The answer must be an exact printing of every record below, with the pictures omitted.
###
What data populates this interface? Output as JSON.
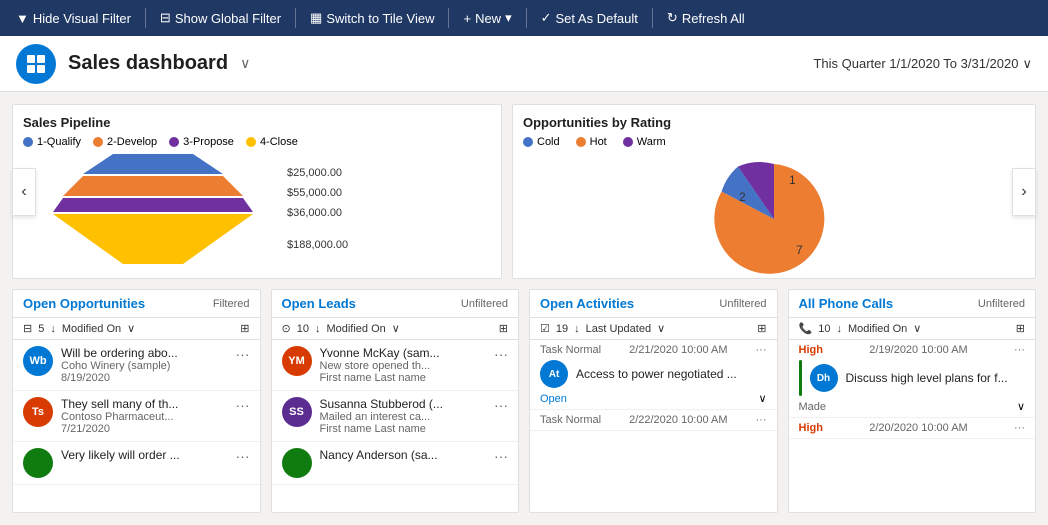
{
  "toolbar": {
    "hide_filter_label": "Hide Visual Filter",
    "show_global_filter_label": "Show Global Filter",
    "switch_tile_view_label": "Switch to Tile View",
    "new_label": "New",
    "set_default_label": "Set As Default",
    "refresh_all_label": "Refresh All"
  },
  "header": {
    "title": "Sales dashboard",
    "date_range": "This Quarter 1/1/2020 To 3/31/2020",
    "icon_text": "⊞"
  },
  "charts": {
    "pipeline": {
      "title": "Sales Pipeline",
      "legend": [
        {
          "label": "1-Qualify",
          "color": "#4472c4"
        },
        {
          "label": "2-Develop",
          "color": "#ed7d31"
        },
        {
          "label": "3-Propose",
          "color": "#7030a0"
        },
        {
          "label": "4-Close",
          "color": "#ffc000"
        }
      ],
      "values": [
        {
          "label": "$25,000.00",
          "color": "#4472c4"
        },
        {
          "label": "$55,000.00",
          "color": "#ed7d31"
        },
        {
          "label": "$36,000.00",
          "color": "#7030a0"
        },
        {
          "label": "$188,000.00",
          "color": "#ffc000"
        }
      ]
    },
    "rating": {
      "title": "Opportunities by Rating",
      "legend": [
        {
          "label": "Cold",
          "color": "#4472c4"
        },
        {
          "label": "Hot",
          "color": "#ed7d31"
        },
        {
          "label": "Warm",
          "color": "#7030a0"
        }
      ],
      "slices": [
        {
          "label": "1",
          "value": 1,
          "color": "#4472c4",
          "percent": 10
        },
        {
          "label": "2",
          "value": 2,
          "color": "#7030a0",
          "percent": 20
        },
        {
          "label": "7",
          "value": 7,
          "color": "#ed7d31",
          "percent": 70
        }
      ]
    }
  },
  "lists": {
    "open_opportunities": {
      "title": "Open Opportunities",
      "badge": "Filtered",
      "count": "5",
      "sort": "Modified On",
      "items": [
        {
          "avatar_text": "Wb",
          "avatar_color": "#0078d4",
          "name": "Will be ordering abo...",
          "sub": "Coho Winery (sample)",
          "date": "8/19/2020"
        },
        {
          "avatar_text": "Ts",
          "avatar_color": "#d83b01",
          "name": "They sell many of th...",
          "sub": "Contoso Pharmaceut...",
          "date": "7/21/2020"
        },
        {
          "avatar_text": "",
          "avatar_color": "#107c10",
          "name": "Very likely will order ...",
          "sub": "",
          "date": ""
        }
      ]
    },
    "open_leads": {
      "title": "Open Leads",
      "badge": "Unfiltered",
      "count": "10",
      "sort": "Modified On",
      "items": [
        {
          "avatar_text": "YM",
          "avatar_color": "#d83b01",
          "name": "Yvonne McKay (sam...",
          "sub": "New store opened th...",
          "sub2": "First name Last name"
        },
        {
          "avatar_text": "SS",
          "avatar_color": "#5c2d91",
          "name": "Susanna Stubberod (...",
          "sub": "Mailed an interest ca...",
          "sub2": "First name Last name"
        },
        {
          "avatar_text": "",
          "avatar_color": "#107c10",
          "name": "Nancy Anderson (sa...",
          "sub": "",
          "sub2": ""
        }
      ]
    },
    "open_activities": {
      "title": "Open Activities",
      "badge": "Unfiltered",
      "count": "19",
      "sort": "Last Updated",
      "items": [
        {
          "type": "Task  Normal",
          "time": "2/21/2020 10:00 AM",
          "avatar_text": "At",
          "avatar_color": "#0078d4",
          "title": "Access to power negotiated ...",
          "status": "Open"
        },
        {
          "type": "Task  Normal",
          "time": "2/22/2020 10:00 AM",
          "avatar_text": "",
          "avatar_color": "#666",
          "title": "",
          "status": ""
        }
      ]
    },
    "phone_calls": {
      "title": "All Phone Calls",
      "badge": "Unfiltered",
      "count": "10",
      "sort": "Modified On",
      "items": [
        {
          "priority": "High",
          "time": "2/19/2020 10:00 AM",
          "avatar_text": "Dh",
          "avatar_color": "#0078d4",
          "title": "Discuss high level plans for f...",
          "status": "Made",
          "bar_color": "#107c10"
        },
        {
          "priority": "High",
          "time": "2/20/2020 10:00 AM",
          "avatar_text": "",
          "avatar_color": "#666",
          "title": "",
          "status": "",
          "bar_color": "#0078d4"
        }
      ]
    }
  }
}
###
» **OUTPUT BELOW**
What data populates this interface? Output as JSON.
{
  "toolbar": {
    "hide_filter_label": "Hide Visual Filter",
    "show_global_filter_label": "Show Global Filter",
    "switch_tile_view_label": "Switch to Tile View",
    "new_label": "New",
    "set_default_label": "Set As Default",
    "refresh_all_label": "Refresh All"
  },
  "header": {
    "title": "Sales dashboard",
    "date_range": "This Quarter 1/1/2020 To 3/31/2020",
    "icon_text": "⊞"
  },
  "charts": {
    "pipeline": {
      "title": "Sales Pipeline",
      "legend": [
        {
          "label": "1-Qualify",
          "color": "#4472c4"
        },
        {
          "label": "2-Develop",
          "color": "#ed7d31"
        },
        {
          "label": "3-Propose",
          "color": "#7030a0"
        },
        {
          "label": "4-Close",
          "color": "#ffc000"
        }
      ],
      "values": [
        {
          "label": "$25,000.00",
          "color": "#4472c4"
        },
        {
          "label": "$55,000.00",
          "color": "#ed7d31"
        },
        {
          "label": "$36,000.00",
          "color": "#7030a0"
        },
        {
          "label": "$188,000.00",
          "color": "#ffc000"
        }
      ]
    },
    "rating": {
      "title": "Opportunities by Rating",
      "legend": [
        {
          "label": "Cold",
          "color": "#4472c4"
        },
        {
          "label": "Hot",
          "color": "#ed7d31"
        },
        {
          "label": "Warm",
          "color": "#7030a0"
        }
      ],
      "slices": [
        {
          "label": "1",
          "value": 1,
          "color": "#4472c4",
          "percent": 10
        },
        {
          "label": "2",
          "value": 2,
          "color": "#7030a0",
          "percent": 20
        },
        {
          "label": "7",
          "value": 7,
          "color": "#ed7d31",
          "percent": 70
        }
      ]
    }
  },
  "lists": {
    "open_opportunities": {
      "title": "Open Opportunities",
      "badge": "Filtered",
      "count": "5",
      "sort": "Modified On",
      "items": [
        {
          "avatar_text": "Wb",
          "avatar_color": "#0078d4",
          "name": "Will be ordering abo...",
          "sub": "Coho Winery (sample)",
          "date": "8/19/2020"
        },
        {
          "avatar_text": "Ts",
          "avatar_color": "#d83b01",
          "name": "They sell many of th...",
          "sub": "Contoso Pharmaceut...",
          "date": "7/21/2020"
        },
        {
          "avatar_text": "",
          "avatar_color": "#107c10",
          "name": "Very likely will order ...",
          "sub": "",
          "date": ""
        }
      ]
    },
    "open_leads": {
      "title": "Open Leads",
      "badge": "Unfiltered",
      "count": "10",
      "sort": "Modified On",
      "items": [
        {
          "avatar_text": "YM",
          "avatar_color": "#d83b01",
          "name": "Yvonne McKay (sam...",
          "sub": "New store opened th...",
          "sub2": "First name Last name"
        },
        {
          "avatar_text": "SS",
          "avatar_color": "#5c2d91",
          "name": "Susanna Stubberod (...",
          "sub": "Mailed an interest ca...",
          "sub2": "First name Last name"
        },
        {
          "avatar_text": "",
          "avatar_color": "#107c10",
          "name": "Nancy Anderson (sa...",
          "sub": "",
          "sub2": ""
        }
      ]
    },
    "open_activities": {
      "title": "Open Activities",
      "badge": "Unfiltered",
      "count": "19",
      "sort": "Last Updated",
      "items": [
        {
          "type": "Task  Normal",
          "time": "2/21/2020 10:00 AM",
          "avatar_text": "At",
          "avatar_color": "#0078d4",
          "title": "Access to power negotiated ...",
          "status": "Open"
        },
        {
          "type": "Task  Normal",
          "time": "2/22/2020 10:00 AM",
          "avatar_text": "",
          "avatar_color": "#666",
          "title": "",
          "status": ""
        }
      ]
    },
    "phone_calls": {
      "title": "All Phone Calls",
      "badge": "Unfiltered",
      "count": "10",
      "sort": "Modified On",
      "items": [
        {
          "priority": "High",
          "time": "2/19/2020 10:00 AM",
          "avatar_text": "Dh",
          "avatar_color": "#0078d4",
          "title": "Discuss high level plans for f...",
          "status": "Made",
          "bar_color": "#107c10"
        },
        {
          "priority": "High",
          "time": "2/20/2020 10:00 AM",
          "avatar_text": "",
          "avatar_color": "#666",
          "title": "",
          "status": "",
          "bar_color": "#0078d4"
        }
      ]
    }
  }
}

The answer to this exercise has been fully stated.